Aug. 5, 2014, 6:08 p.m.
Although Americans might struggle to find consensus on many policy issues related to health care, when faced with a serious health issue we unite behind the common goal of helping those living with it. Policymakers, health officials and the public have thrown their muscle behind putting a stop to once-deadly childhood illnesses, harmful toxins, and other threats to our health and safety.
Now the kidney community is doing the same — standing together to improve the outlook for Americans with Chronic Kidney Disease and for those who have kidney failure. Our nation’s leading kidney patient advocacy groups are proud to support H.R. 4814 —The Chronic Kidney Disease Improvement in Research and Treatment Act of 2014.
CKD, a slow and often silent, progressive condition, damages the kidney’s ability to cleanse the body of waste products. More than 26 million Americans have CKD and another 1 in 3 is at risk. When CKD is not recognized and treated, it can progress to irreversible kidney failure, or End Stage Renal Disease. Kidney failure affects more than 615,000 Americans and is survivable only with a kidney transplant or life-sustaining dialysis treatments that cleanse the blood several times per week.
Increases in risk factors for CKD and ESRD — including high blood pressure, diabetes and obesity — have led to an increased urgency for new approaches in prevention and treatment. The Chronic Kidney Disease Improvement in Research and Treatment Act of 2014 addresses this problem from multiple angles and seeks to ensure that Americans living with kidney disease have access to the health care necessary to survive and thrive.

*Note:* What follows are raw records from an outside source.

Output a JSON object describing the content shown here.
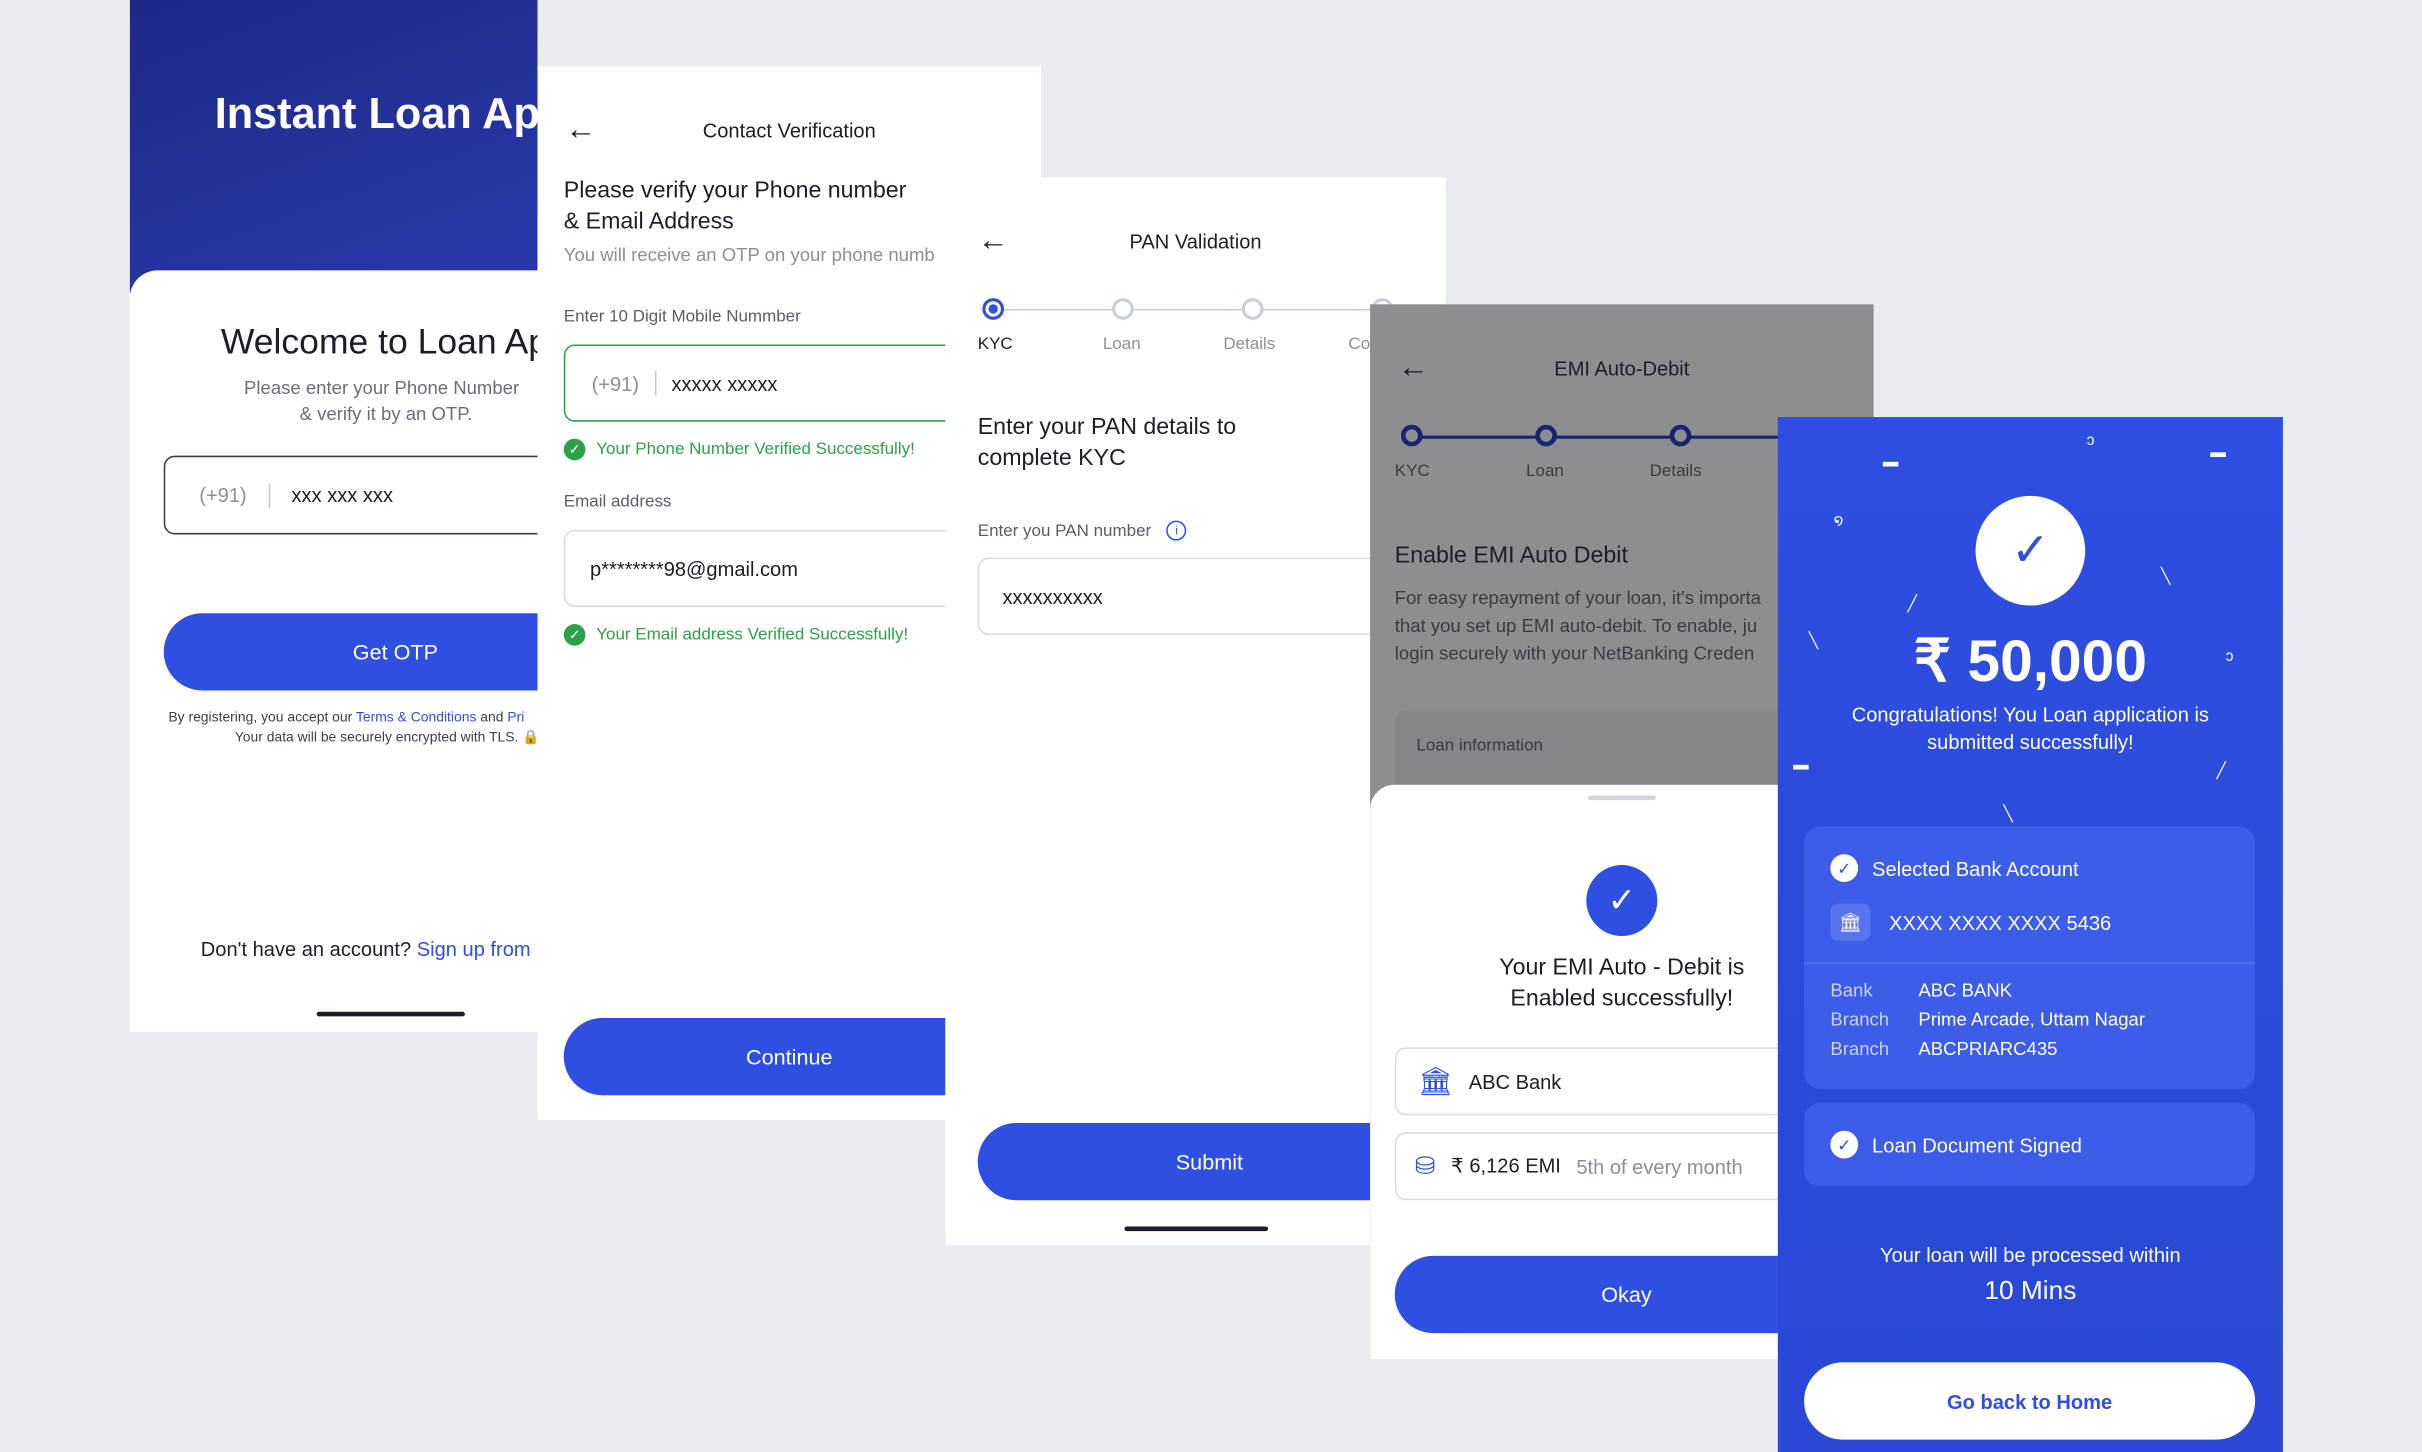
{
  "colors": {
    "primary": "#2f4ee2",
    "success": "#2ba14a",
    "dark_navy": "#1f2f8f",
    "background": "#e9edf1"
  },
  "login": {
    "hero_title": "Instant Loan Ap",
    "welcome": "Welcome to Loan Ap",
    "sub_line1": "Please enter your Phone Number",
    "sub_line2": "& verify it by an OTP.",
    "country_code": "(+91)",
    "phone_value": "xxx xxx xxx",
    "cta": "Get OTP",
    "legal_prefix": "By registering, you accept our ",
    "legal_terms": "Terms & Conditions",
    "legal_and": " and ",
    "legal_privacy": "Pri",
    "legal_line2": "Your data will be securely encrypted with TLS. 🔒",
    "no_account": "Don't have an account? ",
    "signup": "Sign up from"
  },
  "contact": {
    "title": "Contact Verification",
    "heading_line1": "Please verify your Phone number",
    "heading_line2": "& Email Address",
    "sub": "You will receive an OTP on your phone numb",
    "mobile_label": "Enter 10 Digit Mobile Nummber",
    "country_code": "(+91)",
    "mobile_value": "xxxxx xxxxx",
    "phone_ok": "Your Phone Number Verified Successfully!",
    "email_label": "Email address",
    "email_value": "p********98@gmail.com",
    "email_ok": "Your Email address Verified Successfully!",
    "cta": "Continue"
  },
  "pan": {
    "title": "PAN Validation",
    "steps": [
      "KYC",
      "Loan",
      "Details",
      "Co"
    ],
    "heading_line1": "Enter your PAN details to",
    "heading_line2": "complete KYC",
    "field_label": "Enter you PAN number",
    "field_value": "xxxxxxxxxx",
    "cta": "Submit"
  },
  "emi": {
    "title": "EMI Auto-Debit",
    "steps": [
      "KYC",
      "Loan",
      "Details"
    ],
    "heading": "Enable EMI Auto Debit",
    "desc_line1": "For easy repayment of your loan, it's importa",
    "desc_line2": "that you set up EMI auto-debit. To enable, ju",
    "desc_line3": "login securely with your NetBanking Creden",
    "loan_info": "Loan information",
    "success_line1": "Your EMI Auto - Debit is",
    "success_line2": "Enabled successfully!",
    "bank": "ABC Bank",
    "emi_amount": "₹ 6,126 EMI",
    "emi_schedule": "5th of every month",
    "cta": "Okay"
  },
  "success": {
    "amount": "₹ 50,000",
    "msg_line1": "Congratulations! You Loan application is",
    "msg_line2": "submitted successfully!",
    "selected_bank": "Selected Bank Account",
    "account_number": "XXXX XXXX XXXX 5436",
    "bank_label": "Bank",
    "bank_value": "ABC BANK",
    "branch_label": "Branch",
    "branch_value": "Prime Arcade, Uttam Nagar",
    "branch_code_label": "Branch",
    "branch_code_value": "ABCPRIARC435",
    "doc_signed": "Loan Document Signed",
    "process_line": "Your loan will be processed within",
    "process_time": "10 Mins",
    "cta": "Go back to Home"
  }
}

H.R. 4814 addresses gaps in critical research by requiring the Department of Health and Human Services to evaluate federal spending on kidney disease research compared to that on kidney disease treatment; improve coordination of Federal research efforts across agencies; and investigate the differences in disease progression and treatment patterns in minority populations which are disproportionately impacted by the disease. The bill also improves access to care for Medicare beneficiaries with CKD. It removes barriers to patients receiving the Medicare Kidney Disease Education program, which helps patients make informed decisions about dialysis options, including home dialysis, getting on the transplant waiting list, and steps to take towards identifying a living kidney donor. H.R. 4814 also provides incentives to nephrologists and other non-physician health professionals to practice in underserved rural and urban areas to improve access to care.

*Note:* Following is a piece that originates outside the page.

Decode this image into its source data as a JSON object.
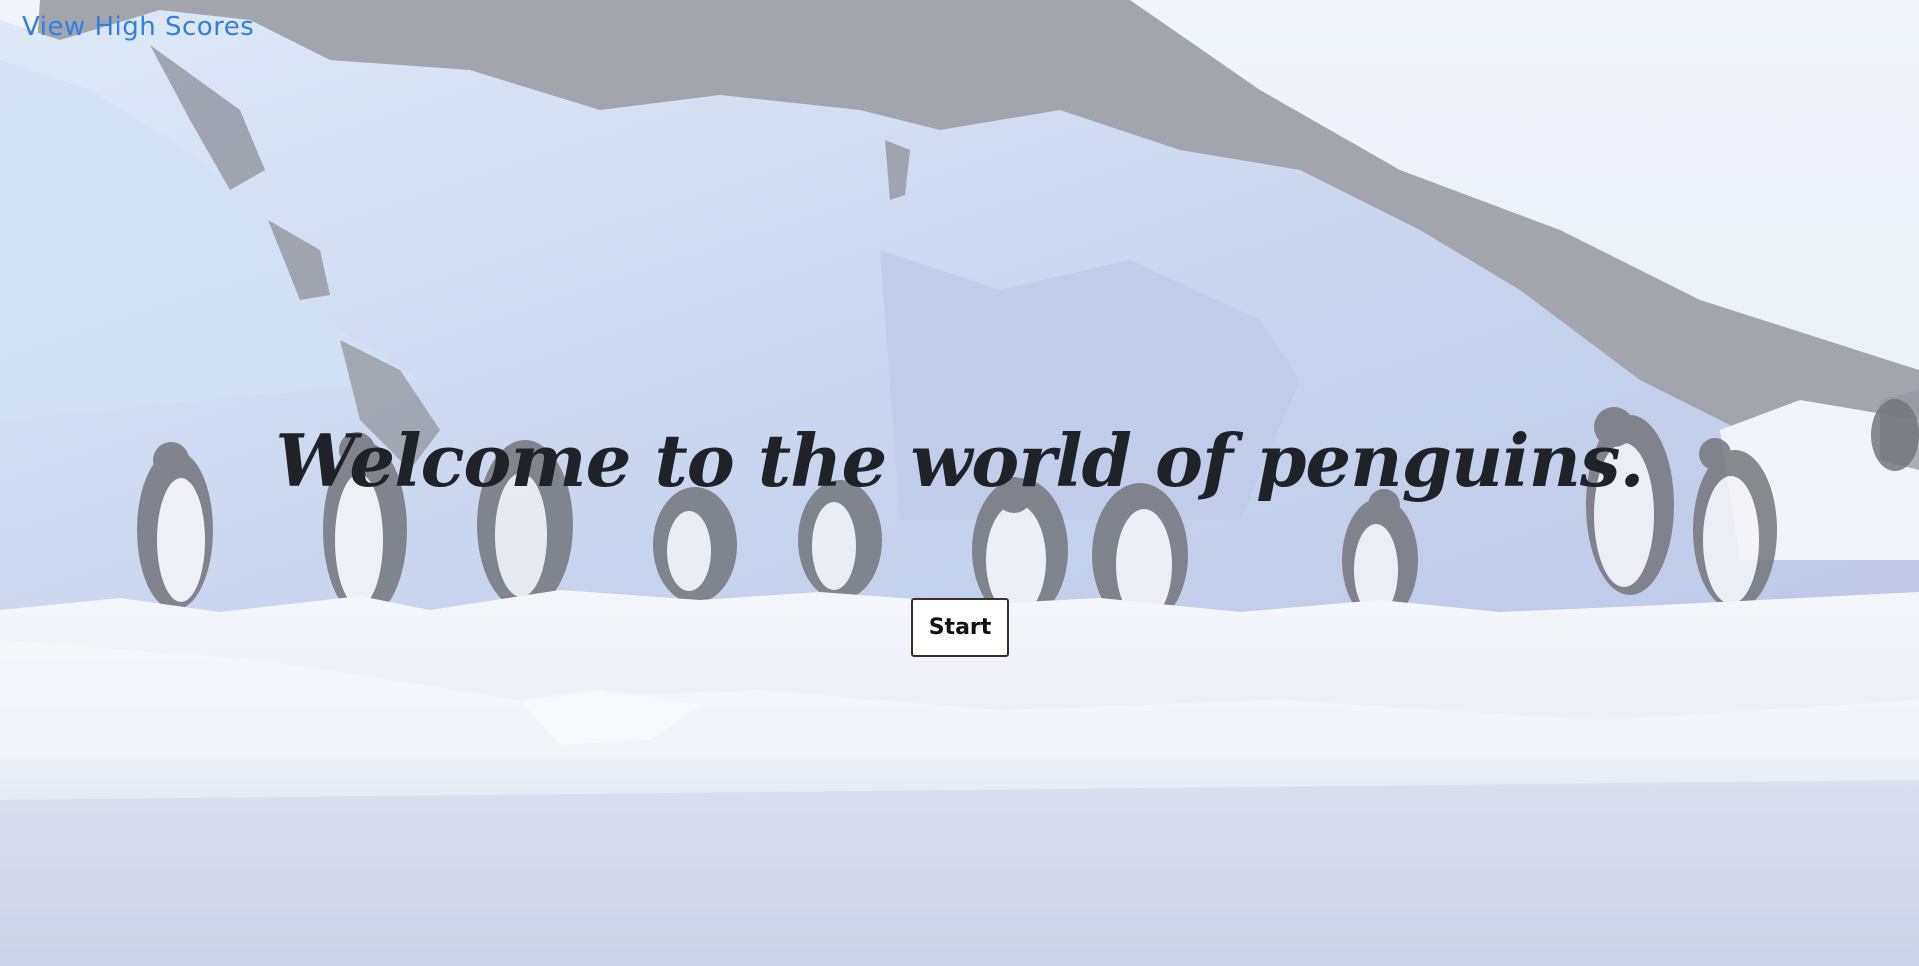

Another provision of H.R. 4814 will allow individuals with temporary kidney failure — known as acute kidney failure — to receive treatments through dialysis facilities instead of being restricted to obtaining treatment through more expensive hospital outpatient departments, which are not always located near patients’ homes. The legislation also expands coverage options for beneficiaries with kidney failure by allowing them to maintain their private insurance longer and providing access to additional Medicare program options. Under current law, patients with kidney failure are required to relinquish their private insurance coverage after 30 months and join Medicare, which can result in more restrictive choice of providers or loss of certain benefits like maternity care or family coverage. Further, the legislation allows ESRD patients greater choice in care offerings, including enrolling in Medicare Advantage plans and participating in a new coordinated care program.
Chances are that each and every one of us knows someone who either suffers from kidney disease or who one day will. It can be a life-altering illness but we can take steps to manage it appropriately and provide the best possible care to every patient
Our organizations represent the more than 26 million Americans who are living with this disease, and we hope members of Congress will pass legislation that can improve patients’ lives. The Chronic Kidney Disease Improvement in Research and Treatment Act of 2014 is an important next step in the battle against this growing health concern in our nation.
LaVarne Burton is the president & CEO of the American Kidney Fund. Lori Hartwell is the CEO of the Renal Support Network. Hrant Jamgochian is the executive director for Dialysis Patient Citizens and Bruce Skyer is the CEO of National Kidney Foundation.
Vice President Joe Biden waits to conduct a mock swearing-in ceremony with Sen. Brian Schatz, D-Hawaii, in the Capitol's Old Senate Chamber, December 2, 2014. Schatz was sworn in to serve the remainder of his term since he was appointed to the seat after Sen. Daniel Inouye, D-Hawaii, passed away.